The paper presents Lusatian culture bronze artefacts recovered in the Orava region in northern Slovakia, which allows for tracing connections with the territory of present-day Poland in the Late Bronze Age and the Early Iron Age. The object is to discuss the provenance of the Lusatian bronze artefacts and analyse possible intercultural contacts with the north, across the Carpathians.
This preliminary study characterizes the bronze metalworking on a defensive settlement of the Lusatian culture in former Kamieniec (Chełmno land, Poland) as it is reflected through casting workshop recovered during recent excavations. Among ready products, the ones giving evidence of local metallurgy (e.g. casting moulds and main runners) were also identified. With the shrinkage cavities and dendritic microstructures revealed, the artifacts prove the implementing a casting method by the Lusatian culture metalworkers. The elemental composition indicates application of two main types of bronzes: Cu-Sn and Cu-Pb. Aside these main alloying additions, some natural impurities such as silver, arsenic, antimony and nickel were found which may be attributed to the origin of the ore and casting technology. The collection from Kamieniec was described in terms of its structure and composition. The investigations were made by means of the energy dispersive X-ray fluorescence spectroscopy (ED-XRF), scanning electron microscopy (SEM) coupled with an energy dispersive Xray analysis system (EDS) and optical microscopy (OM). In order to fingerprint either local or non-local profile of the alloys, the ED-XRF data-set was statistically evaluated using a factor analysis (FA).
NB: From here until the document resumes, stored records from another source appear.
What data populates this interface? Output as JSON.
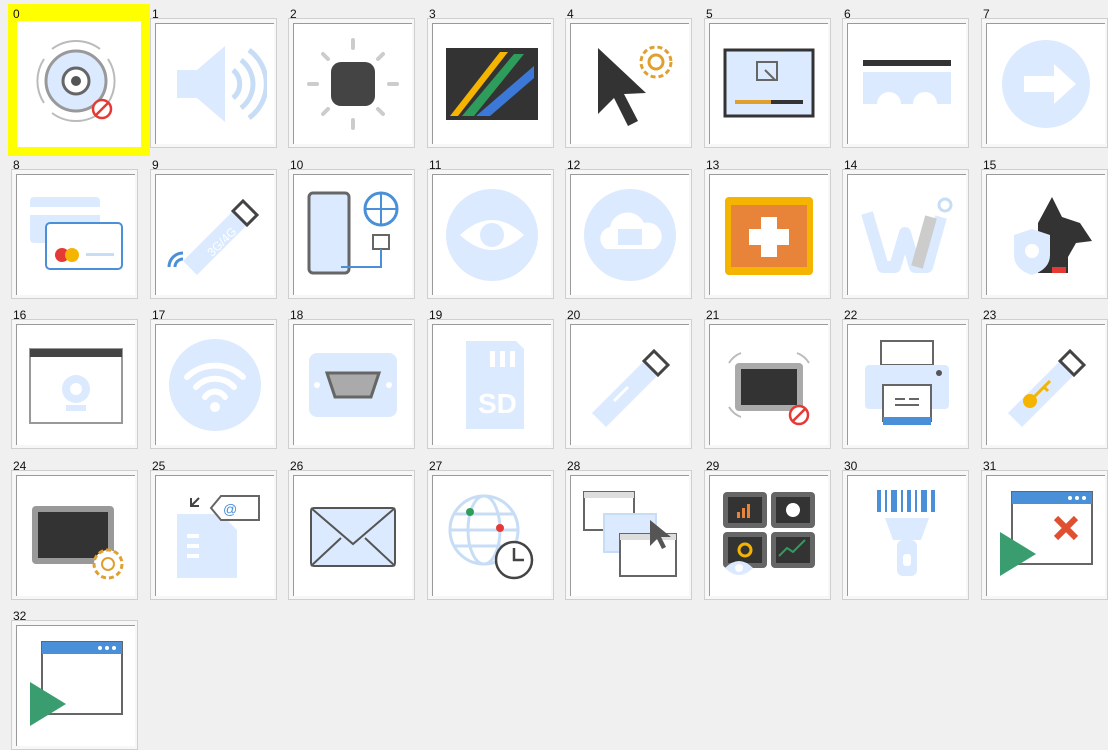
{
  "selected_index": 0,
  "colors": {
    "highlight": "#ffff00",
    "light_blue": "#dbeafe",
    "dark": "#444444",
    "blue": "#4a90d9",
    "orange": "#e78a2f"
  },
  "items": [
    {
      "label": "0",
      "icon": "disc-blocked-icon"
    },
    {
      "label": "1",
      "icon": "speaker-icon"
    },
    {
      "label": "2",
      "icon": "brightness-icon"
    },
    {
      "label": "3",
      "icon": "wallpaper-icon"
    },
    {
      "label": "4",
      "icon": "mouse-settings-icon"
    },
    {
      "label": "5",
      "icon": "screen-capture-icon"
    },
    {
      "label": "6",
      "icon": "bridge-icon"
    },
    {
      "label": "7",
      "icon": "transfer-icon"
    },
    {
      "label": "8",
      "icon": "credit-cards-icon"
    },
    {
      "label": "9",
      "icon": "usb-modem-icon"
    },
    {
      "label": "10",
      "icon": "phone-internet-icon"
    },
    {
      "label": "11",
      "icon": "eye-icon"
    },
    {
      "label": "12",
      "icon": "cloud-screen-icon"
    },
    {
      "label": "13",
      "icon": "first-aid-icon"
    },
    {
      "label": "14",
      "icon": "w-logo-icon"
    },
    {
      "label": "15",
      "icon": "watchdog-icon"
    },
    {
      "label": "16",
      "icon": "browser-webcam-icon"
    },
    {
      "label": "17",
      "icon": "wifi-icon"
    },
    {
      "label": "18",
      "icon": "serial-port-icon"
    },
    {
      "label": "19",
      "icon": "sd-card-icon"
    },
    {
      "label": "20",
      "icon": "usb-drive-icon"
    },
    {
      "label": "21",
      "icon": "tablet-blocked-icon"
    },
    {
      "label": "22",
      "icon": "printer-icon"
    },
    {
      "label": "23",
      "icon": "usb-key-icon"
    },
    {
      "label": "24",
      "icon": "tablet-settings-icon"
    },
    {
      "label": "25",
      "icon": "sim-email-icon"
    },
    {
      "label": "26",
      "icon": "envelope-icon"
    },
    {
      "label": "27",
      "icon": "globe-clock-icon"
    },
    {
      "label": "28",
      "icon": "windows-cursor-icon"
    },
    {
      "label": "29",
      "icon": "dashboard-monitor-icon"
    },
    {
      "label": "30",
      "icon": "barcode-scanner-icon"
    },
    {
      "label": "31",
      "icon": "close-app-icon"
    },
    {
      "label": "32",
      "icon": "launch-app-icon"
    }
  ]
}
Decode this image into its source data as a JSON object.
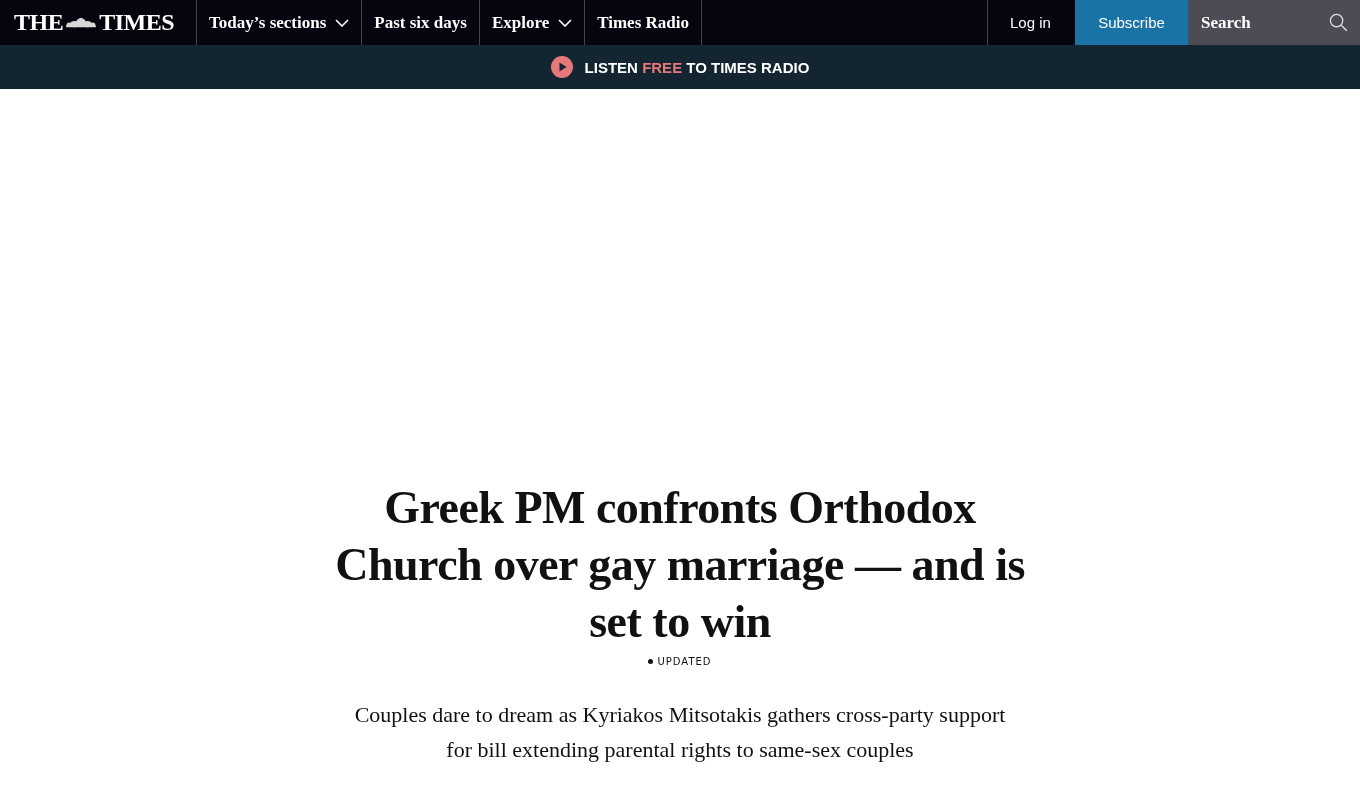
{
  "header": {
    "logo": {
      "left": "THE",
      "right": "TIMES"
    },
    "nav": [
      {
        "label": "Today’s sections",
        "has_dropdown": true
      },
      {
        "label": "Past six days",
        "has_dropdown": false
      },
      {
        "label": "Explore",
        "has_dropdown": true
      },
      {
        "label": "Times Radio",
        "has_dropdown": false
      }
    ],
    "login": "Log in",
    "subscribe": "Subscribe",
    "search": {
      "placeholder": "Search"
    }
  },
  "banner": {
    "parts": [
      {
        "text": "LISTEN",
        "highlight": false
      },
      {
        "text": "FREE",
        "highlight": true
      },
      {
        "text": "TO TIMES RADIO",
        "highlight": false
      }
    ]
  },
  "article": {
    "headline": "Greek PM confronts Orthodox Church over gay marriage — and is set to win",
    "status": "UPDATED",
    "standfirst": "Couples dare to dream as Kyriakos Mitsotakis gathers cross-party support for bill extending parental rights to same-sex couples"
  }
}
This study characterizes the bronze jewellery recovered from the Lusatian culture urn-field in Mała Kępa (Chełmno land, Poland). Among many common ornaments (e.g. necklaces, rings, pins) the ones giving evidence of a steppe-styled inspiration (nail earrings) were also identified. With the dendritic microstructures revealed, the nail earrings prove the implementing of a lost-wax casting method, whereas some of the castings were further subjected to metalworking. The elemental composition indicates the application of two main types of bronze alloys: Cu-Sn and Cu-Sn-Pb. It has been established that the Lusatian metalworkers were familiar with re-melting the scrap bronze and made themselves capable of roasting the sulphide-rich ores. The collection from Mała Kępa has been described in terms of its structure and composition. The investigations were made by means of the energy dispersive X-ray fluorescence spectroscopy (ED-XRF), scanning electron microscopy (SEM) coupled with an energy dispersive X - ray analysis system (EDS) and optical microscopy (OM). In order to fingerprint an alloy profile of the castings with a special emphasis on the nail earrings, the data-set (ED-XRF, EDS) was statistically evaluated using multidimensional analyses (FA, DA).